In the year-end Literature – Vietnamese event at the end of the 2021-2022 school year, Elementary School students demonstrated their own growth and learning outcomes of a school year through selected drama works. The students also confidently led their parents and grandparents to visit the product showcase and introduce the works they had done at school. After the theatricalization of literary works, the “adults” once again deeply felt the meaning of Literature – Vietnamese in the development of their children. Rather than merely watching and listening, grandparents and parents also participated in games related to the topics that the children learned at school, such as rhyming, matching sentences, making Luc Bat poems, guessing words, etc. This was to help parents experience and better understand the special curricula and learning methods at The Dewey Schools.

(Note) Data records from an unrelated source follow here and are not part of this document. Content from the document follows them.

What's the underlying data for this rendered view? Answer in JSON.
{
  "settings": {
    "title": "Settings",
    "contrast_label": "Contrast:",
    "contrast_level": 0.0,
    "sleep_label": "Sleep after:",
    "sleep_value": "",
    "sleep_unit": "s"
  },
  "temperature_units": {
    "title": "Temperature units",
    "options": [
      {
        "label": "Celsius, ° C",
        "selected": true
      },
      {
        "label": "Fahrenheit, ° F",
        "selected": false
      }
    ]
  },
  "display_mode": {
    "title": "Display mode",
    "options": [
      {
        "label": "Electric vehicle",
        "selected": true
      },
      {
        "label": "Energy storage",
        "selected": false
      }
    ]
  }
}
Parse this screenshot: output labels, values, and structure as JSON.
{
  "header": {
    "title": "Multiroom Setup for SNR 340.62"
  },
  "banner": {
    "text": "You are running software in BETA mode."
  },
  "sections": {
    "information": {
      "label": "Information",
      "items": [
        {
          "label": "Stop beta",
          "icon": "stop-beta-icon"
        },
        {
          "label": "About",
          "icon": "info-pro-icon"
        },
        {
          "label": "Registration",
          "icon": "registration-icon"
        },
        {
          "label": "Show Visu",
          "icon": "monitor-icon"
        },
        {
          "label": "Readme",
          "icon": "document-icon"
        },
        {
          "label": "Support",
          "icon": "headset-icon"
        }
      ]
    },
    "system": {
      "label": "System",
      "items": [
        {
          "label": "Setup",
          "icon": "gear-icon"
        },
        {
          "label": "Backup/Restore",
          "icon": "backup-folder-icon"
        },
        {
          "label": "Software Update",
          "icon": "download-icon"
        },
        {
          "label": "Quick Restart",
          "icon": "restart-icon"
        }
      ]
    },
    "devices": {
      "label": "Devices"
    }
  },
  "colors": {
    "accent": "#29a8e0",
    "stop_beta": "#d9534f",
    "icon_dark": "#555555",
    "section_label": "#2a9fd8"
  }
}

At the year-end lesson event, Mr. Bui Ngoc Son – a parent happily shared that: “As a parent of 2 children studying at The Dewey Schools, I also had the opportunity to participate in many similar year-end events. The feelings in each event are not the same, but one thing in common is that they all make me extremely emotional. What is the most visible to me is the growth of my children when they study offline at school under the guidance of the teachers.”
Gen Z at TDS study Literature in their own way
Dewey students approached and experienced the project “The Tale of Kieu in the Heart of People” in a unique way in the Literature subject for Grade 9. In this project, with the guidance of teachers, The Tale of Kieu went beyond a classic literary work to become the source of inspiration for “masterpieces” to be produced by students.
Students made documentaries, wrote essays, practiced Kieu fortune-telling, tried reciting Kieu, designed Kieu-themed Tarot cards, made sketches, etc. Through a wide range of formats, students well presented the knowledge they had obtained. One of those impressive products is the train ticket for the train from Hanoi to Ha Tinh, the hometown of Nguyen Du. By portraying the characters and extracting specific lines from The Tale of Kieu, the students created a unique train ticket, reminding people of the sceneries “portrayed by the words” as a way to honor the great author of Vietnam.
Students at The Dewey Schools also designed two sets of Tarot cards and poker cards with selected excerpts and images from the classic poem. The two sets of cards are considered the “recreation” of Kieu’s fortune-telling that they had been studying during the project. This is clear evidence of the fact that, regardless of the time, the cultural and traditional heritages of the nation will still be preserved and enjoyed in different ways.
The poster called “A Collection of Kieu” portrays the important scenes in the poem with creative illustrations, allowing readers to easily access and explore the class work. And it would be a mistake not to mention the handmade “New Year Reading,” an interesting product conveying funny predictions for the future as well as meaningful lessons as another way for people to experience the masterpiece of Vietnamese literature.
That students approached The Tale of Kieu in different ways is a big step in enjoying and honoring this great work. We can clearly see how Kieu is loved by the students as well as the efforts they had invested in studying and promoting this work to people.
Literature and Vietnamese are not boring subjects, but it truly is difficult to attract students without knowing how to relate the content to real life. With that concern, the Social Science teachers team at The Dewey Schools have made great efforts to organize “real study – real practice” activities with hands-on projects to create excitement and pull students closer to Literature – Vietnamese.